The system takes advantage of the fact that peripheral vision in people is blurry; it's only when the eyes move to focus to the sides that the things that exist there come into focus. Thus, any video displayed to the left or right of a television or computer screen need not be clear or sharp and in fact, as the two have shown, it doesn't even have to contain any new information. What they have done is sample pixels hovering at the edges of the actual straight ahead video, and stretch it to the sides using a ceiling mounted projector, creating a wall of blurred images that mimic what the viewer interprets as more information going on at the edges of their vision. The sampling is done in real time, which means the blurred colored images on the left and right panes are constantly changing, always synchronized with whatever is going on with the real video on the screen the user is watching. The overall effect, the researchers report is a far more immersive experience than when watching the same content on just a simple screen. Whats more the entire system has been put together using consumer accessible hardware and open source software toolkits suggesting that others, if they so wish, could build a similar system on their own.
So immersive is the experience, that some of those enlisted as volunteers to test the system have reported synesthetic effects, which is where other senses become involved in the viewing experience, e.g. feeling the heat from the fire after an explosion on screen.

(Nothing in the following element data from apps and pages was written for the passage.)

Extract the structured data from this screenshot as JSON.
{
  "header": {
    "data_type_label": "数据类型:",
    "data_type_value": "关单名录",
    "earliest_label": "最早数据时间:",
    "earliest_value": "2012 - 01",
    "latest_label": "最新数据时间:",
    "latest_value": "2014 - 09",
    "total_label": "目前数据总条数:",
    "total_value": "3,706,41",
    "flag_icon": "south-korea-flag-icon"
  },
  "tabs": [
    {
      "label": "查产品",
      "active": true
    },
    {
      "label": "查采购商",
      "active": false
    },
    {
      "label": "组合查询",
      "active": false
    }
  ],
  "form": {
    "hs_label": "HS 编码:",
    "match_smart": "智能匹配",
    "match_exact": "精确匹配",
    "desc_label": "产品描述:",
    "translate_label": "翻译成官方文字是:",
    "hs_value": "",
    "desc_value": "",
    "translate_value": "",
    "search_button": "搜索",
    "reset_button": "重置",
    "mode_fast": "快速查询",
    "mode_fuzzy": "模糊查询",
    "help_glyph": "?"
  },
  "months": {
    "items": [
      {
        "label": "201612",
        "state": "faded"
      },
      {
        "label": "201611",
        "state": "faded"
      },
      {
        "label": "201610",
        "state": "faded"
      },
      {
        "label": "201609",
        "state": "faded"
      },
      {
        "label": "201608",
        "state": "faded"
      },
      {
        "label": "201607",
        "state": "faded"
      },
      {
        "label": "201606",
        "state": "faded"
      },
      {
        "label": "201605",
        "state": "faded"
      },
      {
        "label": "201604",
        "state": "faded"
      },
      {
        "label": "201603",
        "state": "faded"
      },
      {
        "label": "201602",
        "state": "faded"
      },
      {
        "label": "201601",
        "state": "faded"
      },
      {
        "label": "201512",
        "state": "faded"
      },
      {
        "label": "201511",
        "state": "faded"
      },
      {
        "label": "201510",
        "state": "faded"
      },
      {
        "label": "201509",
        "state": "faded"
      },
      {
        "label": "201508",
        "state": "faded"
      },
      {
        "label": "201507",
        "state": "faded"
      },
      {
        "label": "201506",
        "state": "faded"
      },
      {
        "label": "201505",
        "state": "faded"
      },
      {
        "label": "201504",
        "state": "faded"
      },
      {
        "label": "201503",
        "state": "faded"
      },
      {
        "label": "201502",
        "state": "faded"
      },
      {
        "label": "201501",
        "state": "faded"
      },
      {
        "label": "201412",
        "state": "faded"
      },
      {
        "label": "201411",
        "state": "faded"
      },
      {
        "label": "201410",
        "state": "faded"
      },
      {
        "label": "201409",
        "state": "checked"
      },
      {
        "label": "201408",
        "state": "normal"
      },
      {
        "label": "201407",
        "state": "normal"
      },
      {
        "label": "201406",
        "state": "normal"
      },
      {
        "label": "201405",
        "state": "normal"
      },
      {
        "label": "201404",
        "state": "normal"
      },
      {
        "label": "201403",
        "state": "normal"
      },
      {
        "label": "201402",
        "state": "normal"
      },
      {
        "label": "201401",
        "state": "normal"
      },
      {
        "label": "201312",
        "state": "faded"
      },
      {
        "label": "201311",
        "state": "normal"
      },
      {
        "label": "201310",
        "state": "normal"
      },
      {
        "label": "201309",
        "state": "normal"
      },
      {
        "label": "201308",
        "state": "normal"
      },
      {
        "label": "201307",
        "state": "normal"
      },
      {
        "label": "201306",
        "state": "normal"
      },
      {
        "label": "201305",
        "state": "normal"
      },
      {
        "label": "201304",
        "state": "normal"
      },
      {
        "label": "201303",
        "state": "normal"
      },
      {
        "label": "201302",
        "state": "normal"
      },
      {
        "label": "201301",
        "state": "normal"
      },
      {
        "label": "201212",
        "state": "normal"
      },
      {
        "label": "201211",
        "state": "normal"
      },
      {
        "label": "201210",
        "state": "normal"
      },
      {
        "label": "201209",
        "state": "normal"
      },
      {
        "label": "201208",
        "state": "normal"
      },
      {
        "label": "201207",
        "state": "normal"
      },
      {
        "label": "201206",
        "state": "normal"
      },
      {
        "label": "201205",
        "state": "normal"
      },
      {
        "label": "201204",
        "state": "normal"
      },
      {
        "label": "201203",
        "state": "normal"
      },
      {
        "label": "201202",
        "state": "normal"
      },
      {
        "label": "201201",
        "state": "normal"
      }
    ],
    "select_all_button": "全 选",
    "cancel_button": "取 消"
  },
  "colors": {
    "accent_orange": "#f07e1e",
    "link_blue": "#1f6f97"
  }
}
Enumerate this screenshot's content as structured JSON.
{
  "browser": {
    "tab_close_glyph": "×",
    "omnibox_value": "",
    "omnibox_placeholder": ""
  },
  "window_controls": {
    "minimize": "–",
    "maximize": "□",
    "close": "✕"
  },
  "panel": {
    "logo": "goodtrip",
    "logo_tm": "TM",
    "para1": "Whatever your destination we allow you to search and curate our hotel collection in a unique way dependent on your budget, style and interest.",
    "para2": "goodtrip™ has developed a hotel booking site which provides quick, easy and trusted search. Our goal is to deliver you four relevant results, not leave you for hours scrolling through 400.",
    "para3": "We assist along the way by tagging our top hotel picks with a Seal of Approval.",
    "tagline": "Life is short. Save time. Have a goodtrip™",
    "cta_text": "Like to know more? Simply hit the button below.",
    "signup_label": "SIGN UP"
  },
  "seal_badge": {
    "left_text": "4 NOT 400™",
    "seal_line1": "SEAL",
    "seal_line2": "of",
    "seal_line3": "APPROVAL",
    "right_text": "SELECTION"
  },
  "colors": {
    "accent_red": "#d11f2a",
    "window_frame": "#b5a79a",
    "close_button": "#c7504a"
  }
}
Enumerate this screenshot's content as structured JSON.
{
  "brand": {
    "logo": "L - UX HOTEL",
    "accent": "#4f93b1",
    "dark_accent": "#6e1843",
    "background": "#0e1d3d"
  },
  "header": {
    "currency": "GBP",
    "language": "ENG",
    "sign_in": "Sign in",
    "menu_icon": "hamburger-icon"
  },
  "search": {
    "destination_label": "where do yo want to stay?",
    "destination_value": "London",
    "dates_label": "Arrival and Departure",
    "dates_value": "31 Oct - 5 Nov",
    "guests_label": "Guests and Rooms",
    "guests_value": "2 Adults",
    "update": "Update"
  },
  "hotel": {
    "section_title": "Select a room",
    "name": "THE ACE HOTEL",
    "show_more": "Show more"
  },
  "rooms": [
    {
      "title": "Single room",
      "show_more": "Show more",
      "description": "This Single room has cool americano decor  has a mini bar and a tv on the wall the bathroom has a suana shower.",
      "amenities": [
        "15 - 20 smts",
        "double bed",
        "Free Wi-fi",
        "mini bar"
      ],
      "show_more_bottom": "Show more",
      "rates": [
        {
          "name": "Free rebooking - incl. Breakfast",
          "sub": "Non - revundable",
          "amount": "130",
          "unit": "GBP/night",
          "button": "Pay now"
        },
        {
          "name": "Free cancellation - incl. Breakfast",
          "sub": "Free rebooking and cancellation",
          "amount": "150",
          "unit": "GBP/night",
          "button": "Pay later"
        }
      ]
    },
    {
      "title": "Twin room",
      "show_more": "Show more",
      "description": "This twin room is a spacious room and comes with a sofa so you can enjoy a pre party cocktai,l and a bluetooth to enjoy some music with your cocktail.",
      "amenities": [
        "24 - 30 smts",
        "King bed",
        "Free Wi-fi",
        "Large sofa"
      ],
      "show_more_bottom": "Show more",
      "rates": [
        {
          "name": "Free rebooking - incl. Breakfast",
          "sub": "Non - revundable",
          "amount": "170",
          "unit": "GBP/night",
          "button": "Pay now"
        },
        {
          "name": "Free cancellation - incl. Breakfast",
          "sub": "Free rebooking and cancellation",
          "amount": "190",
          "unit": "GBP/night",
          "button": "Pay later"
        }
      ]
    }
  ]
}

Unfortunately the researchers have no plans at this time to market their project, which means it will likely take someone else with more financial ambitions to replicate their efforts and turn it into something people at home can buy and enjoy.
Explore further: Patents for humanity: Special edition of Technology and Innovation
More information: labcast.media.mit.edu/?p=262